■ What is expected
For every line in the material below that holds "class", report the line.

______

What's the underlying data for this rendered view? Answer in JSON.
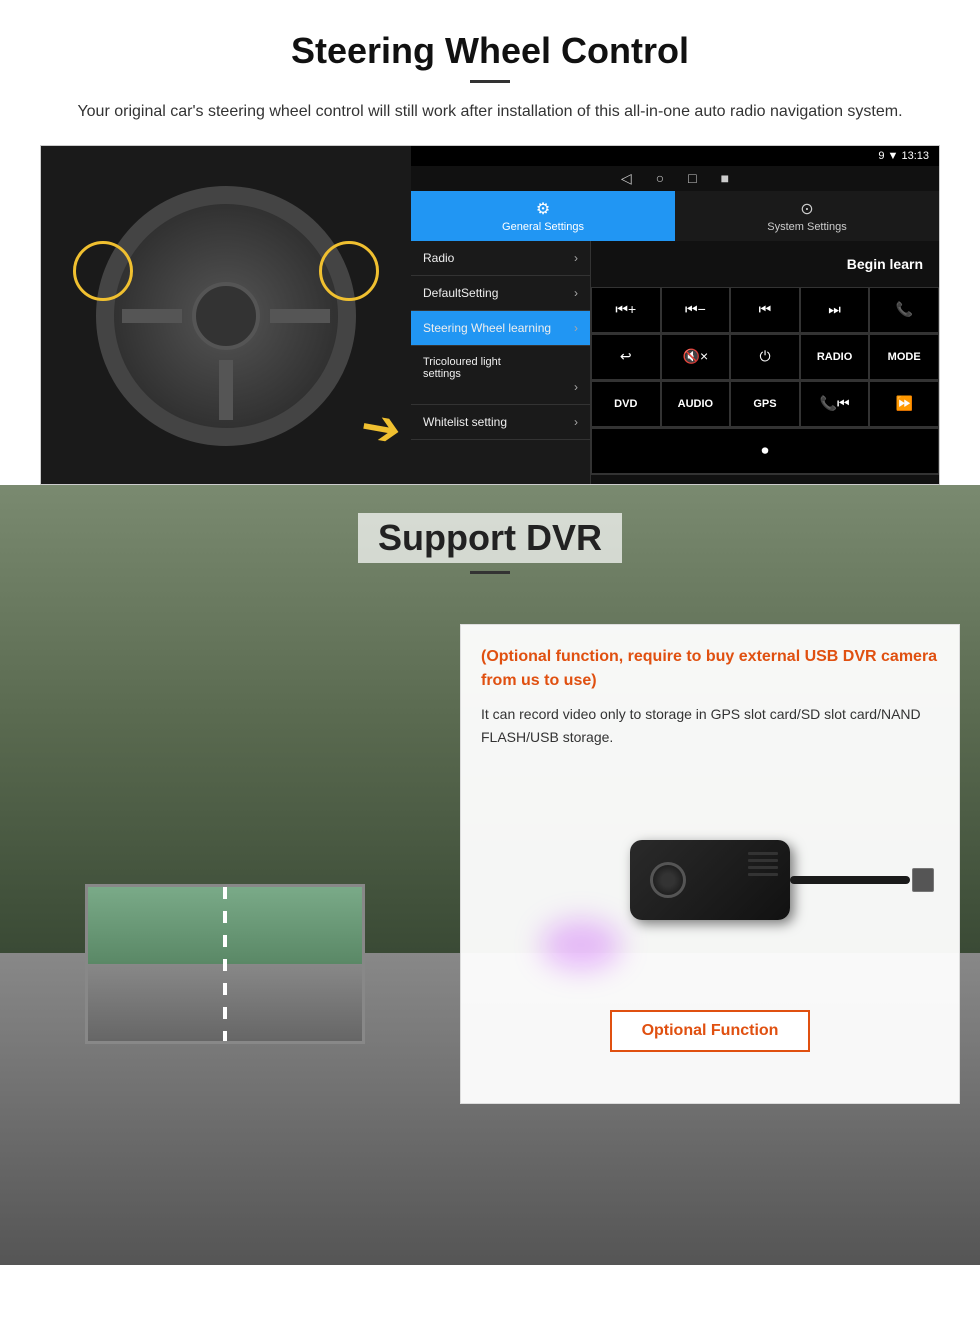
{
  "swc": {
    "title": "Steering Wheel Control",
    "subtitle": "Your original car's steering wheel control will still work after installation of this all-in-one auto radio navigation system.",
    "android": {
      "statusbar": "9 ▼ 13:13",
      "nav_back": "◁",
      "nav_home": "○",
      "nav_recent": "□",
      "nav_dot": "■",
      "tab_general_label": "General Settings",
      "tab_general_icon": "⚙",
      "tab_system_label": "System Settings",
      "tab_system_icon": "⊙",
      "menu_items": [
        {
          "label": "Radio",
          "active": false
        },
        {
          "label": "DefaultSetting",
          "active": false
        },
        {
          "label": "Steering Wheel learning",
          "active": true
        },
        {
          "label": "Tricoloured light settings",
          "active": false,
          "multiline": true
        },
        {
          "label": "Whitelist setting",
          "active": false
        }
      ],
      "begin_learn": "Begin learn",
      "buttons_row1": [
        "⏮+",
        "⏮−",
        "⏮",
        "⏭",
        "📞"
      ],
      "buttons_row2": [
        "↩",
        "🔇×",
        "⏻",
        "RADIO",
        "MODE"
      ],
      "buttons_row3": [
        "DVD",
        "AUDIO",
        "GPS",
        "📞⏮",
        "⏩⏭"
      ],
      "buttons_row4_icon": "⏺"
    }
  },
  "dvr": {
    "title": "Support DVR",
    "card_title": "(Optional function, require to buy external USB DVR camera from us to use)",
    "card_body": "It can record video only to storage in GPS slot card/SD slot card/NAND FLASH/USB storage.",
    "optional_button": "Optional Function"
  }
}
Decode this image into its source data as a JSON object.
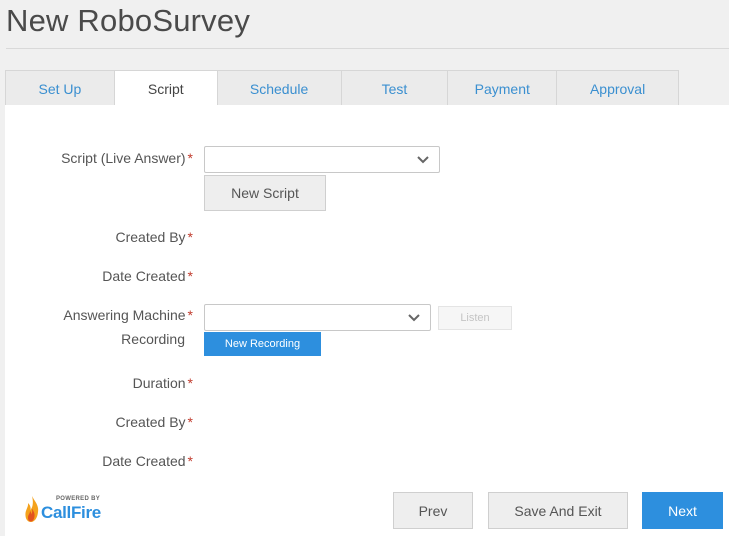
{
  "page": {
    "title": "New RoboSurvey"
  },
  "tabs": [
    {
      "label": "Set Up",
      "active": false
    },
    {
      "label": "Script",
      "active": true
    },
    {
      "label": "Schedule",
      "active": false
    },
    {
      "label": "Test",
      "active": false
    },
    {
      "label": "Payment",
      "active": false
    },
    {
      "label": "Approval",
      "active": false
    }
  ],
  "form": {
    "script_label": "Script (Live Answer)",
    "script_value": "",
    "new_script_button": "New Script",
    "created_by_label": "Created By",
    "date_created_label": "Date Created",
    "answering_machine_label_line1": "Answering Machine",
    "answering_machine_label_line2": "Recording",
    "recording_value": "",
    "listen_button": "Listen",
    "new_recording_button": "New Recording",
    "duration_label": "Duration",
    "created_by_label_2": "Created By",
    "date_created_label_2": "Date Created",
    "required_mark": "*"
  },
  "footer": {
    "logo_powered_by": "POWERED BY",
    "logo_brand": "CallFire",
    "prev_button": "Prev",
    "save_exit_button": "Save And Exit",
    "next_button": "Next"
  },
  "colors": {
    "accent": "#2d8fde",
    "required": "#c0392b",
    "tab_inactive_text": "#3a8fd0"
  }
}
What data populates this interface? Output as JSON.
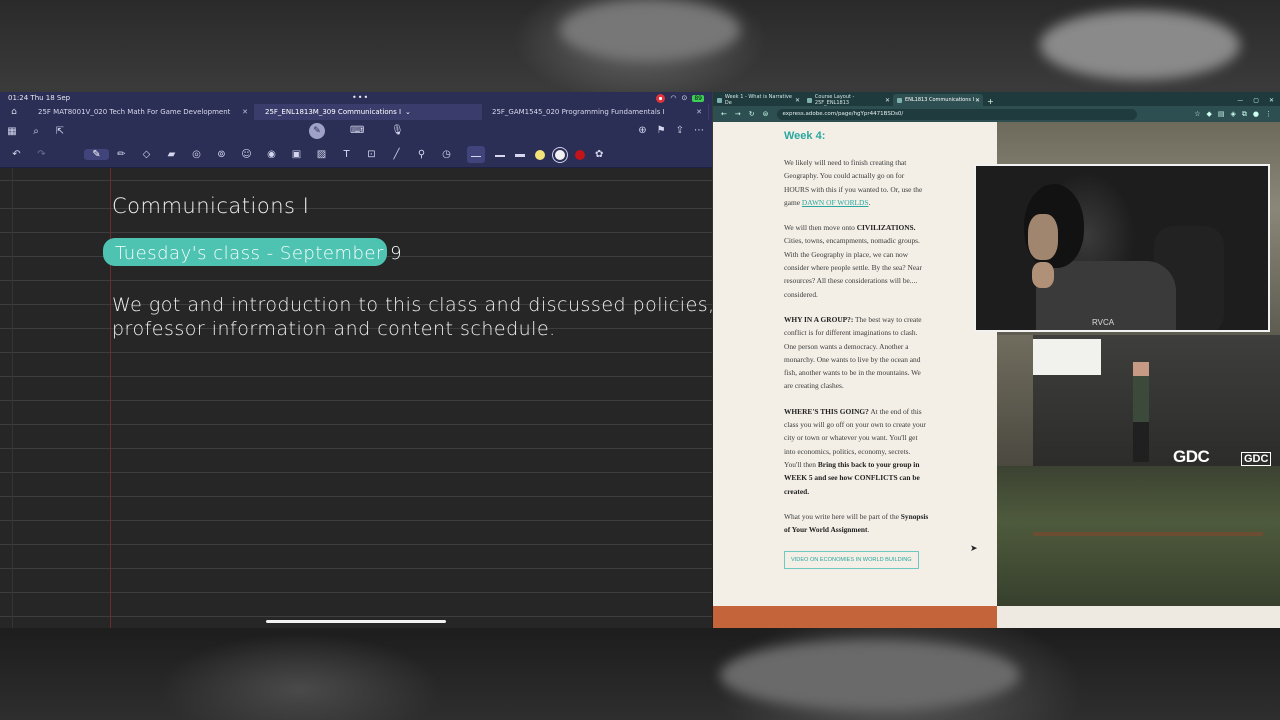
{
  "notes_app": {
    "status": {
      "time": "01:24",
      "date": "Thu 18 Sep",
      "battery": "89"
    },
    "tabs": [
      {
        "label": "25F MAT8001V_020 Tech Math For Game Development"
      },
      {
        "label": "25F_ENL1813M_309 Communications I"
      },
      {
        "label": "25F_GAM1545_020 Programming Fundamentals I"
      }
    ],
    "page": {
      "title": "Communications I",
      "highlight": "Tuesday's class - September 9",
      "body_line1": "We got and introduction to this class and discussed policies,",
      "body_line2": "professor information and content schedule."
    },
    "colors": {
      "highlight": "#4fc3b2",
      "yellow": "#f4e37a",
      "white": "#f2f2f2",
      "red": "#c2141b"
    }
  },
  "browser": {
    "tabs": [
      {
        "label": "Week 1 - What is Narrative De"
      },
      {
        "label": "Course Layout - 25F_ENL1813"
      },
      {
        "label": "ENL1813 Communications I"
      }
    ],
    "url": "express.adobe.com/page/hgYpr4471BSDs0/",
    "content": {
      "week": "Week 4:",
      "p1_text": "We likely will need to finish creating that Geography. You could actually go on for HOURS with this if you wanted to. Or, use the game ",
      "p1_link": "DAWN OF WORLDS",
      "p2_text": "We will then move onto ",
      "p2_bold": "CIVILIZATIONS.",
      "p2_rest": " Cities, towns, encampments, nomadic groups. With the Geography in place, we can now consider where people settle. By the sea? Near resources? All these considerations will be.... considered.",
      "p3_bold": "WHY IN A GROUP?:",
      "p3_rest": " The best way to create conflict is for different imaginations to clash. One person wants a democracy. Another a monarchy. One wants to live by the ocean and fish, another wants to be in the mountains. We are creating clashes.",
      "p4_bold": "WHERE'S THIS GOING?",
      "p4_rest": " At the end of this class you will go off on your own to create your city or town or whatever you want. You'll get into economics, politics, economy, secrets. You'll then ",
      "p4_bold2": "Bring this back to your group in WEEK 5 and see how CONFLICTS can be created.",
      "p5_text": "What you write here will be part of the ",
      "p5_bold": "Synopsis of Your World Assignment",
      "video_button": "VIDEO ON ECONOMIES IN WORLD BUILDING"
    },
    "gdc_logo": "GDC",
    "colors": {
      "accent": "#2aa7a0",
      "orange": "#c4643a"
    }
  },
  "webcam": {
    "shirt_logo": "RVCA"
  }
}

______

■ Exercise response
      "highlight": "Tuesday's class - September 9",
      "body_line1": "We got and introduction to this class and discussed policies,",
      "p4_rest": " At the end of this class you will go off on your own to create your city or town or whatever you want. You'll get into economics, politics, economy, secrets. You'll then ",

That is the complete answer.